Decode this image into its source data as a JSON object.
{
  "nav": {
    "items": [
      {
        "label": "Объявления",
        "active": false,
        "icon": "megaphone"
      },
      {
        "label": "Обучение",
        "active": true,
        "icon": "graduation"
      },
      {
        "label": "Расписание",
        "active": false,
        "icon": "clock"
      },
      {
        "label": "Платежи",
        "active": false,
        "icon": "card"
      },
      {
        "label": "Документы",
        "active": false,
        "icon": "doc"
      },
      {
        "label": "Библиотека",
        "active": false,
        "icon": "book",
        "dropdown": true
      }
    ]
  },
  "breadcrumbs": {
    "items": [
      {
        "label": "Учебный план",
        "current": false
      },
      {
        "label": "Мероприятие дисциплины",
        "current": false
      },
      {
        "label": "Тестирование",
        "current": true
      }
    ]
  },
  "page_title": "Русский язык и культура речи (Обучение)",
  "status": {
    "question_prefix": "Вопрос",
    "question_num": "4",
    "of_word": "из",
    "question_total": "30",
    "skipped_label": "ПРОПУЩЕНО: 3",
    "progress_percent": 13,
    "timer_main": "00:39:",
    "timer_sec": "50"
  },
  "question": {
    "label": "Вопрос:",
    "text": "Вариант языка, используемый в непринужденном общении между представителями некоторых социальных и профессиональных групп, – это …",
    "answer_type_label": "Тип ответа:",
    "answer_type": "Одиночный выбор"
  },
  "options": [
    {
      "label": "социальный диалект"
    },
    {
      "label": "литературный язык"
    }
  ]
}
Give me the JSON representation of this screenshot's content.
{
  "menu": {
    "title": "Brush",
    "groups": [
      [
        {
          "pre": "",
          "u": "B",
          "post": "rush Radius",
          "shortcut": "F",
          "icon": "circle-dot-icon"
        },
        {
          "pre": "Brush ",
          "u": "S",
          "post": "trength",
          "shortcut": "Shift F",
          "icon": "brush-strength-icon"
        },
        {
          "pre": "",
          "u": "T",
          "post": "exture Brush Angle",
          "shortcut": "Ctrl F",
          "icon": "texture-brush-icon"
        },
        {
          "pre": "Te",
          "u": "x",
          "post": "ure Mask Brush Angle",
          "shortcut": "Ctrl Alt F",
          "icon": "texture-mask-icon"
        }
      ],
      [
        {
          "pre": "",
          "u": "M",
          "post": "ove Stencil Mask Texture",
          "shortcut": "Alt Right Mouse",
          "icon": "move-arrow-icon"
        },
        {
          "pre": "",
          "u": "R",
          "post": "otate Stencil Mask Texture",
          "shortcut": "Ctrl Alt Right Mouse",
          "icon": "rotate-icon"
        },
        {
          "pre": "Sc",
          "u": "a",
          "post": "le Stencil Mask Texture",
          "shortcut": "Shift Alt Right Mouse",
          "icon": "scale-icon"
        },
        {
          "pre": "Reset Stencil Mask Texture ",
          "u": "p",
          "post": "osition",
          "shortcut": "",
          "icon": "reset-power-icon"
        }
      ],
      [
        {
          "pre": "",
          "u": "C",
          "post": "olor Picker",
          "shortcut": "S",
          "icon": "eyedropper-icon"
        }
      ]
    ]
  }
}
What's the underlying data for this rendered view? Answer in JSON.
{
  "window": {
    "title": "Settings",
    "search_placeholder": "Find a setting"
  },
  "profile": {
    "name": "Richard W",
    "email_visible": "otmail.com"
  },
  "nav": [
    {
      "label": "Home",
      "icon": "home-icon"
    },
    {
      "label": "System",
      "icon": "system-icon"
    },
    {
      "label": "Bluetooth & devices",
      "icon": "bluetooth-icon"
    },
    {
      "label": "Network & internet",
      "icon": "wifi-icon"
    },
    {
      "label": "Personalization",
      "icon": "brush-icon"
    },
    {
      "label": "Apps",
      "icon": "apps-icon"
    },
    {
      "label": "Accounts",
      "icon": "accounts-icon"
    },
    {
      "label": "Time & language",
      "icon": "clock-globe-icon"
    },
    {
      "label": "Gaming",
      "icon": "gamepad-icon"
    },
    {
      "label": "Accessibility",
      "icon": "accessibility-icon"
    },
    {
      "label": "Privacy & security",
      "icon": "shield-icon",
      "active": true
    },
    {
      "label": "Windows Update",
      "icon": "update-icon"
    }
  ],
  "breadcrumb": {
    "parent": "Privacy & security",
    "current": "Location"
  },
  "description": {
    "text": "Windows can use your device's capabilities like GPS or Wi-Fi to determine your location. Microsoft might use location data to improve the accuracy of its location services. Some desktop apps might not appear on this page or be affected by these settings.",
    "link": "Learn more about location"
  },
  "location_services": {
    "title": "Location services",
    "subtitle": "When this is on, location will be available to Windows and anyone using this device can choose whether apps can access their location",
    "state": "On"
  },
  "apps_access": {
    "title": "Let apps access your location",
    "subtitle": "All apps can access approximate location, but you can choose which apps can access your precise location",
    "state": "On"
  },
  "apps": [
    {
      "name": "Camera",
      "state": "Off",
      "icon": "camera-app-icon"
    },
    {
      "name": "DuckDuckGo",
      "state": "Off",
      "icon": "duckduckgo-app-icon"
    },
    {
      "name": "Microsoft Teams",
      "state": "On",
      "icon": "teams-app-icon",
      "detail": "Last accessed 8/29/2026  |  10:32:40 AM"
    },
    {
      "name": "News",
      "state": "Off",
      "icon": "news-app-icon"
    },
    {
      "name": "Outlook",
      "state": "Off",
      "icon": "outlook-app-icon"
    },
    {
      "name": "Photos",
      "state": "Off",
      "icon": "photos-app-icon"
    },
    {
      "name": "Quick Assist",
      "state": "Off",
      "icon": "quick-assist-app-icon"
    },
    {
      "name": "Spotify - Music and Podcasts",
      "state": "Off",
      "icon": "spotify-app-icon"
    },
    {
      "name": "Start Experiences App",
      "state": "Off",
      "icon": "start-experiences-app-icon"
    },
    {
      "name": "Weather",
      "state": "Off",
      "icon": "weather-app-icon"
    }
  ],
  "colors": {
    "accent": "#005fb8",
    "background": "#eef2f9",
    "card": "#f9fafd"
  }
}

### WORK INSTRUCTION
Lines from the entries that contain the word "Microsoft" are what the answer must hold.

### SOLUTION TO THIS TASK
    "text": "Windows can use your device's capabilities like GPS or Wi-Fi to determine your location. Microsoft might use location data to improve the accuracy of its location services. Some desktop apps might not appear on this page or be affected by these settings.",
      "name": "Microsoft Teams",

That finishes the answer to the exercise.